A story on Indochinese refugees in Sunday's paper may have created the impression the U.N. Secretary General Kurt Waldheim had just turned his attention to the issue. In fact, Waldheim had for several weeks have urging the international community to provide greater assistance to the refugees. CAPTION: (NEW-LINE)Picture, Vietnamese refugees make their way to Malaysian shore as their boat sinks. UPI; Map, Indochina Exodus The Refugee Trail-May, 1979, By Dave Cook and Richard Furno - The Washington Post
An archipelago of despair has emerged from the cruel history of three decades of war in Indochina. It is traced in the footprints and struggling ocean wake of the million fugitives who in the last four years have fled their homelands in Vietnam, Laos and Cambodia.
Today, the swelling Indochina refugee tide spreads like an affronting question mark along the length of the South China Sea. It confounds presidents, prime ministers and bureaucrats in faraway capitals. It provokes new political fears and invokes old racial animosities in neighboring countries of potential asylum.
Yet the terror-driven exodus now multiplies at an awesome rate. Between January and May, the monthly Indochina refugee flow into make-shift camps throughout Southeast Asia nearly quadrupled to 65,300. Tens of thousands more are milling on beaches, in teeming Hong Kong slums or in border jungles, waiting to be counted into the system. Untold numbers still are drowning at sea.
One such refugee habitat is Bidong, a tiny island 15 miles off the east coast of Malaysia. Its beaches are strewn with the garbage and excrement of 45,000 people who lack any semblance of public sanitation facilities. They live in the unrelieved stench, huddled in shacks made of sticks and rice bags. Fear of an epidemic hangs over the settlement.
Bidong is only a midpoint of passage for those who managed the escape from Vietnam, survived the dangerous sea voyage and then the attacks of Thai pirates who routinely board the refugee boats, robbing, raping and sometimes killing the occupants.
By the end of 1979, the population of the Bidongs of Southeast Asia, the archipelago of make-shift encampments run by the United Nations High Commission on Refugees, is expected to reach 700,000. Last January, the camps held 200,000.
This human tide, escaping from cities and villages at a vast though unmeasurable rate, has become one of the largest and most tragic Diasporas of modern times.A majority of the current Vietnam refugees are ethnic Chinese (Hoa) whose exodus, it is widely believed, is being encouraged by the Vietnamese government.
On the one hand Hanoi fears the Chinese as a potential fifth column. On the other, it needs the multimillion-dollar bounty of foreign exchange provided by the fleeing refugees as the price of their escape.
Likelihood of an even greater surge of flight ahead is suggested by the 1.2 million ethnic Chinese still believed to be in Vietnam who are bent on leaving the country as soon as they can.
Despite all this, it was not until last week that United Nations Secretary-General Kurt Waldheim appealed to 50 nations to convene next month in hopes of forging an international solution to the crisis.

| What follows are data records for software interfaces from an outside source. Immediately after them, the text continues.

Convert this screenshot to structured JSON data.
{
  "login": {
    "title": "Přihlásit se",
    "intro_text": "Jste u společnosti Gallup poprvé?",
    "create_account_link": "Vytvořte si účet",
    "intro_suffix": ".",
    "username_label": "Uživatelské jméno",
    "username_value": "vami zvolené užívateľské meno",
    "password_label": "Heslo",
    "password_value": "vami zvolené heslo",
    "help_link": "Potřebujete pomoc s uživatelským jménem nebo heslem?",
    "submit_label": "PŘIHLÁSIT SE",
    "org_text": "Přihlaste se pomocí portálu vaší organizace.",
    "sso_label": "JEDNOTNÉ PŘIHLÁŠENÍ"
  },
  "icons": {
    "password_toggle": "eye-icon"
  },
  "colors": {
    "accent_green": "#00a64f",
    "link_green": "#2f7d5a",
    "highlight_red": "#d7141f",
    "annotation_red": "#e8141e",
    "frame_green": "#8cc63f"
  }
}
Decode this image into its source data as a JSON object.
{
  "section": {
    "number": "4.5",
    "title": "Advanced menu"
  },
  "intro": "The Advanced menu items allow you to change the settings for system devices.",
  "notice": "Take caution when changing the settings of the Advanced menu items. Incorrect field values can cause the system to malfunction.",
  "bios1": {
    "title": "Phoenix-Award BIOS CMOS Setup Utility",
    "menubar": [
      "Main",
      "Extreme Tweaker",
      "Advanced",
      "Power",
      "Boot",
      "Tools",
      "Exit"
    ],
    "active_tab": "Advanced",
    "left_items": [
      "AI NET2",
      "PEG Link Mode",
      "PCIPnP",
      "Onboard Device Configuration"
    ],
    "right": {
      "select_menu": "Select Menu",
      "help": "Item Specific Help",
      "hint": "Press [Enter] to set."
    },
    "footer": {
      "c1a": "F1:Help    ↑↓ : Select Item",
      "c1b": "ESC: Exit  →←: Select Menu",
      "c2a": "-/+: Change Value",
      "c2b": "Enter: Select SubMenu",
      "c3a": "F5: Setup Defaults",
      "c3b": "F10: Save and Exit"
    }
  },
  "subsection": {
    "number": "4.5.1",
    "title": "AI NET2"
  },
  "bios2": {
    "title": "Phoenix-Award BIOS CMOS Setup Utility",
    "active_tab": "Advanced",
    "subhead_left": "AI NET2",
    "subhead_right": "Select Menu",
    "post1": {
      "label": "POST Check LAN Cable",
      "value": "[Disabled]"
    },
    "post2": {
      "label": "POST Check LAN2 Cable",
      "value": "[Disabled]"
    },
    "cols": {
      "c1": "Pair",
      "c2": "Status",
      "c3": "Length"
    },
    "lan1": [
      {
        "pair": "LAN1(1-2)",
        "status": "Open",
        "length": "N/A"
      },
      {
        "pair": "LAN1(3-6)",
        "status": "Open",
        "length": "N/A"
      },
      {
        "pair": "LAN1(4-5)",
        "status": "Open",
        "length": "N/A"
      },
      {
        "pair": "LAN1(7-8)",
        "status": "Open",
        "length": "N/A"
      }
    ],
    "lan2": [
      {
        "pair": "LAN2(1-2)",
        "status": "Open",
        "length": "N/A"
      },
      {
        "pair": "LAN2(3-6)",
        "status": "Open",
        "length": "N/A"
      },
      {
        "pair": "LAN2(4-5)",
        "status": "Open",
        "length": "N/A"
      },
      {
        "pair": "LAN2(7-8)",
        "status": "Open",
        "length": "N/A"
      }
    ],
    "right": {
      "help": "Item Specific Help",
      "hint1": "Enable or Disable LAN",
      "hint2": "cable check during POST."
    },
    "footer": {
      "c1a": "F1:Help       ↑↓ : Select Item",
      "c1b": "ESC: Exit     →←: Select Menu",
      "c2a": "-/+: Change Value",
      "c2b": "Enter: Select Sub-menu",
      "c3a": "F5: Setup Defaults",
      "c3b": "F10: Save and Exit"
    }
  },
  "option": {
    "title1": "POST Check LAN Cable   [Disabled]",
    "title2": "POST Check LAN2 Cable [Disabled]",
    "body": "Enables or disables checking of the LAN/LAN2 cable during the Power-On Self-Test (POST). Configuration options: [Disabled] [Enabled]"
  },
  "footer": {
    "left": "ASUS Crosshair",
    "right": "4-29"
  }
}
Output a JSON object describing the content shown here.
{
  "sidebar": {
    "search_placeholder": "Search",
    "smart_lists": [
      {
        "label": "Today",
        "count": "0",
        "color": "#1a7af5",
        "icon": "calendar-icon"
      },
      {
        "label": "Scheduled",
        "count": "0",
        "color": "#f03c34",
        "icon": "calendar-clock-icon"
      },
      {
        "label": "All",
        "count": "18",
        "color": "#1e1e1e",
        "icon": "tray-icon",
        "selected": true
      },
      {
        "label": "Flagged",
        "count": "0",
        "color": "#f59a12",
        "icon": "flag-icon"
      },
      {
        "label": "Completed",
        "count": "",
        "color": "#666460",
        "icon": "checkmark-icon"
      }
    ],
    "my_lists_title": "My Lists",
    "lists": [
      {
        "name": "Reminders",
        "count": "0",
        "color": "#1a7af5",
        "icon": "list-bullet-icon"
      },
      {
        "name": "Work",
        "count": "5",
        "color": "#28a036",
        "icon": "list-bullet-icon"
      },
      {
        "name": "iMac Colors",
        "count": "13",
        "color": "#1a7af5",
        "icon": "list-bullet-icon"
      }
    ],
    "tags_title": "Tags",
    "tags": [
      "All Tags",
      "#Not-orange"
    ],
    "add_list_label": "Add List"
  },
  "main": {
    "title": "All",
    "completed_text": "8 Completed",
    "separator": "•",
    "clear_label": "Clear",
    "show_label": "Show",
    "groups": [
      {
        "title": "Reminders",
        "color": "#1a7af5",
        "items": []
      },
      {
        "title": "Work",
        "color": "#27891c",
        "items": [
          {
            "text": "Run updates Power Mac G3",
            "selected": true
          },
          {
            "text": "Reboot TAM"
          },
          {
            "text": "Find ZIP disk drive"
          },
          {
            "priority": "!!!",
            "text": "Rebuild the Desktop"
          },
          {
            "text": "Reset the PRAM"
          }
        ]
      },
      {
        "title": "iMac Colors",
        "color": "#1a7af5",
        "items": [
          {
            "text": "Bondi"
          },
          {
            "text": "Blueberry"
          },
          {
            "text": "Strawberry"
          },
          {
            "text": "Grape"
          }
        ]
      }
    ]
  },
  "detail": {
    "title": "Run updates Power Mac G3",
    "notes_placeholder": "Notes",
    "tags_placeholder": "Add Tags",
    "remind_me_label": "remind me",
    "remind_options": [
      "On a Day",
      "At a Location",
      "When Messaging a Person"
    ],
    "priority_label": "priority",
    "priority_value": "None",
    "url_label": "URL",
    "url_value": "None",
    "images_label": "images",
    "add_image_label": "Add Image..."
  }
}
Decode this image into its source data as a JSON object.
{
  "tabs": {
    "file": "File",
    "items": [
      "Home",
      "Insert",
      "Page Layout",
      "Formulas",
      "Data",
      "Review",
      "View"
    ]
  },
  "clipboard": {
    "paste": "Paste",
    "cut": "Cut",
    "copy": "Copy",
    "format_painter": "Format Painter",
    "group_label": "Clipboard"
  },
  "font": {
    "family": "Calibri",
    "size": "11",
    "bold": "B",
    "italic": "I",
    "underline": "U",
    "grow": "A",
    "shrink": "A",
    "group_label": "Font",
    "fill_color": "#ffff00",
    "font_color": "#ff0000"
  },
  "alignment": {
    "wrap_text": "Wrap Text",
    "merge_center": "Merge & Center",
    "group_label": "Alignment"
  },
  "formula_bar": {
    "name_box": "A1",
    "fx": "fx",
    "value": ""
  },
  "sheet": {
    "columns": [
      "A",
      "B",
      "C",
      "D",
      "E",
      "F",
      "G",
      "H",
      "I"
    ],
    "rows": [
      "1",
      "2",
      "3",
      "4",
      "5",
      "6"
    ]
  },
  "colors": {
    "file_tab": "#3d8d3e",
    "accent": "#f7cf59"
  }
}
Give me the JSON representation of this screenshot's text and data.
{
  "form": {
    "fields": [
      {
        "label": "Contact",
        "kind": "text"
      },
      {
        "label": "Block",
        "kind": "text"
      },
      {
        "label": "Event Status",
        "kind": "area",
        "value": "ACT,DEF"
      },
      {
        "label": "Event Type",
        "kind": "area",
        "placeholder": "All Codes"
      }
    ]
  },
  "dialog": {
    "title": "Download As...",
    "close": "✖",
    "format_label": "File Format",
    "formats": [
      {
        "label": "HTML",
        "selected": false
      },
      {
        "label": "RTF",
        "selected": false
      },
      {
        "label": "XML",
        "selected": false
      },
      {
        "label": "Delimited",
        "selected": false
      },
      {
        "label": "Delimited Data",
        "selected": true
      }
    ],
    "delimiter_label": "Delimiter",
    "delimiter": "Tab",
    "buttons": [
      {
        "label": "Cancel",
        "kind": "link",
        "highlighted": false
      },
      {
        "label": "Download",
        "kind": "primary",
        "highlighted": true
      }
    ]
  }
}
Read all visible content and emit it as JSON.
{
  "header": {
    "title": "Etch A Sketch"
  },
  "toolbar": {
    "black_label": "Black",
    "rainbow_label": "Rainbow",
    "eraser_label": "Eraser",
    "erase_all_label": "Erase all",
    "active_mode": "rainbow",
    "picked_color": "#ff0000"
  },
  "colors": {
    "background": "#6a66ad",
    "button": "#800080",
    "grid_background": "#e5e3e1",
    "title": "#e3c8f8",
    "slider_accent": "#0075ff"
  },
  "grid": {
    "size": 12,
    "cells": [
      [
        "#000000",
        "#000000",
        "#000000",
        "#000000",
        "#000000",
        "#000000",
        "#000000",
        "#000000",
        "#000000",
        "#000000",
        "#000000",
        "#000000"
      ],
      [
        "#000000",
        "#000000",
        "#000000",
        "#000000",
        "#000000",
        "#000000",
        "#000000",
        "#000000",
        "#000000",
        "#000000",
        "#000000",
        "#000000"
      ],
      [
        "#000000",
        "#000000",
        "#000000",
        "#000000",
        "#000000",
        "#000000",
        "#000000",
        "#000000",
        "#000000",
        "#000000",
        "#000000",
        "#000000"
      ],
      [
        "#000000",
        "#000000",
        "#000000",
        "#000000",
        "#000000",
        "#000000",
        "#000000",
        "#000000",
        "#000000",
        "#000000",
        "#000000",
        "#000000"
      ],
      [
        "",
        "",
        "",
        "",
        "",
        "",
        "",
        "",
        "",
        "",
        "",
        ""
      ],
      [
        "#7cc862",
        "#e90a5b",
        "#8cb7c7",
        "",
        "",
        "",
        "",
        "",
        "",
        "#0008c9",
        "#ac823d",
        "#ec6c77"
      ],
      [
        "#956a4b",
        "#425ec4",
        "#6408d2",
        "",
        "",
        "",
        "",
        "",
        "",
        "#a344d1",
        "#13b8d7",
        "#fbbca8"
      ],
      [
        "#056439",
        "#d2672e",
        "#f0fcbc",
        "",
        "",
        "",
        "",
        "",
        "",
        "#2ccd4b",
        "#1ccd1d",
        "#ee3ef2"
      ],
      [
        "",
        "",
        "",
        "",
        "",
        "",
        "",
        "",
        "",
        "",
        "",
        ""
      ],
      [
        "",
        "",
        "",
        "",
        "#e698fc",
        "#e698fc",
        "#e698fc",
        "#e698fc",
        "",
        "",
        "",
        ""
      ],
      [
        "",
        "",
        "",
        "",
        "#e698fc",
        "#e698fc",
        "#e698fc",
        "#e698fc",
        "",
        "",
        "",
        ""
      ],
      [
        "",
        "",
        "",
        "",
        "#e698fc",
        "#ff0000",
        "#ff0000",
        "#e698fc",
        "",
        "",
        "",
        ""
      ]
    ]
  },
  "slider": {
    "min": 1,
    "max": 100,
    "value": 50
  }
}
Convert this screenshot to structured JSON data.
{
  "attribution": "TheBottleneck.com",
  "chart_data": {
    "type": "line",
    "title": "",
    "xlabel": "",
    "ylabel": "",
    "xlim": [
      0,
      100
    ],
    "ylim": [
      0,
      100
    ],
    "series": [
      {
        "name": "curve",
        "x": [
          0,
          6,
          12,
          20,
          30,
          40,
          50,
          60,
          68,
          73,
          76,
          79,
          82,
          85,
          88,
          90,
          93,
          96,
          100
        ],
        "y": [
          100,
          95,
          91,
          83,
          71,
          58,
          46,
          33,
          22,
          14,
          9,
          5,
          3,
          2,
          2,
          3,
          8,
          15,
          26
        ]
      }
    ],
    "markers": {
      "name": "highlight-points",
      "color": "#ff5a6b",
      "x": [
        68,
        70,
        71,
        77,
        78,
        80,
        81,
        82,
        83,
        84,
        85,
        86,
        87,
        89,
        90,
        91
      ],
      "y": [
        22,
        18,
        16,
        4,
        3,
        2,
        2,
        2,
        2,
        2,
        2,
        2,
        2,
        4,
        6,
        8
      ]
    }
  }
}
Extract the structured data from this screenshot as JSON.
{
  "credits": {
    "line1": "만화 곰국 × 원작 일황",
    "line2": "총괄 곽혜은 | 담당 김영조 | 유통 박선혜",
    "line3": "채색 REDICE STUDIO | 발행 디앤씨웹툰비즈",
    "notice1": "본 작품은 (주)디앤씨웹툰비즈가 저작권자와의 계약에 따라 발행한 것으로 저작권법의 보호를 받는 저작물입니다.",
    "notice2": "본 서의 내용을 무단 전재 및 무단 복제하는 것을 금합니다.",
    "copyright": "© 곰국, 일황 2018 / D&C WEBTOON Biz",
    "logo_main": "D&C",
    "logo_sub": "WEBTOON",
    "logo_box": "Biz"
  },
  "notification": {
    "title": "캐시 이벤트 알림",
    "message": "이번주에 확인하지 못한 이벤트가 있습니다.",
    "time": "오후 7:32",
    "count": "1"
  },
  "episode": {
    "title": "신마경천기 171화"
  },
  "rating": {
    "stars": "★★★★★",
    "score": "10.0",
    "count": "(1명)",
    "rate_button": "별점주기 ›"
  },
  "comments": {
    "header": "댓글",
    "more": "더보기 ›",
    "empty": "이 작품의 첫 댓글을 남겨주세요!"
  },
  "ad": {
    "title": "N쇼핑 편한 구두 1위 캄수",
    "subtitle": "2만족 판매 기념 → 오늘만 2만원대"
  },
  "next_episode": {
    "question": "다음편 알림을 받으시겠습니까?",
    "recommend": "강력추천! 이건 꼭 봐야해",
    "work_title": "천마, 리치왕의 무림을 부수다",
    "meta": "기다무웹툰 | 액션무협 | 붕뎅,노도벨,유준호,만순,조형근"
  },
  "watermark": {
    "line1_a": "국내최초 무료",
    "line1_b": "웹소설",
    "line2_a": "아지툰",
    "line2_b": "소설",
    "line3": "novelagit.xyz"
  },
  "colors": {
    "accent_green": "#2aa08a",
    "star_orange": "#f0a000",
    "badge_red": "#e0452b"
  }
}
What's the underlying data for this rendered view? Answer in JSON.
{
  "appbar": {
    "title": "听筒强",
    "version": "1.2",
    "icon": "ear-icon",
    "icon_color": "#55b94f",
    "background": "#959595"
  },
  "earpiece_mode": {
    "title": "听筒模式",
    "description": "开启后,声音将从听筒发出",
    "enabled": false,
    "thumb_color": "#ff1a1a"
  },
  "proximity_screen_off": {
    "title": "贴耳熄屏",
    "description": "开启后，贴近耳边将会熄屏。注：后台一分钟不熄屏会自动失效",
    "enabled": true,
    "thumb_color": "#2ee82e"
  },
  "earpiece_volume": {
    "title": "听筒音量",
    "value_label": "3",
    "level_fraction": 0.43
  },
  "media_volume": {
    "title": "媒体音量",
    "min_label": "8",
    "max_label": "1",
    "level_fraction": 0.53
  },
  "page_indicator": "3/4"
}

In Washington, the Carter administration is struggling, amid signs of internal political and bureaucratic division, to adopt a coherent policy on refugees - not only as an international pace-setter but ot open further America's own doors to those seeking entry.
Though Vietnam was a central U.S. obsession during the decade of military conflict, the refugee crisis does not seem to rank as the moral equivalent of many other foreign and domestic concerns of the Carter administration.
Britain's newly elected prime minister, Margaret Thatcher, roundly endorsed the call for a Geneva summit on refugees. But Britain has agreed to take only 1,500 more, for a total of 3,000. (The United States, by contrast, has admitted more than 200,000). Underlying the British response was the feeling that Indochina was primarily an American burden, and that England has borne its share with the admission of tens of thousands of East Indians as well as Caribbean and African blacks who flocked into its cities since the dissolution of its empire.
In France senior philosopher and moral arbiter Jean-Paul Sartre, 74, an outspoken critic of French and American military intervention in Vietnam, made a rare public appearance recently in behalf of Indochina's refugees. He was joined by an array of intellectual and cultural luminaries ranging from Simone Signoret and Yves Montand on the left to journalist Raymond Aron on the right.
French President Valery Giscard d'Estaing joined Britain's Thatcher in endorsing the mid-July Geneva meeting. But he told the French public in a fireside chat that France need not suffer "a bad conscience," because it has been helping Indochina refugees since it abandoned its own Vietnam War in 1954. The cream of the French-speaking, western-oriented Vietnamese have, over the years, settled in France.
In the United States, leaders of the hard-core Democratic political constituencies, the blacks and Hispanics, have taken an ambivalent view of the Indochina immigration. Their concern: jobs and wage scales.
Even U.N. Secretary-General Waldheim confessed a sense of helplessness at the immensity of the problem.
"The key, obviously, is where the refugees will go. Not enough concrete measures have been taken," Waldheim said in an interview.
"Where should they be put? In our public lobby? The United Nations is not a country."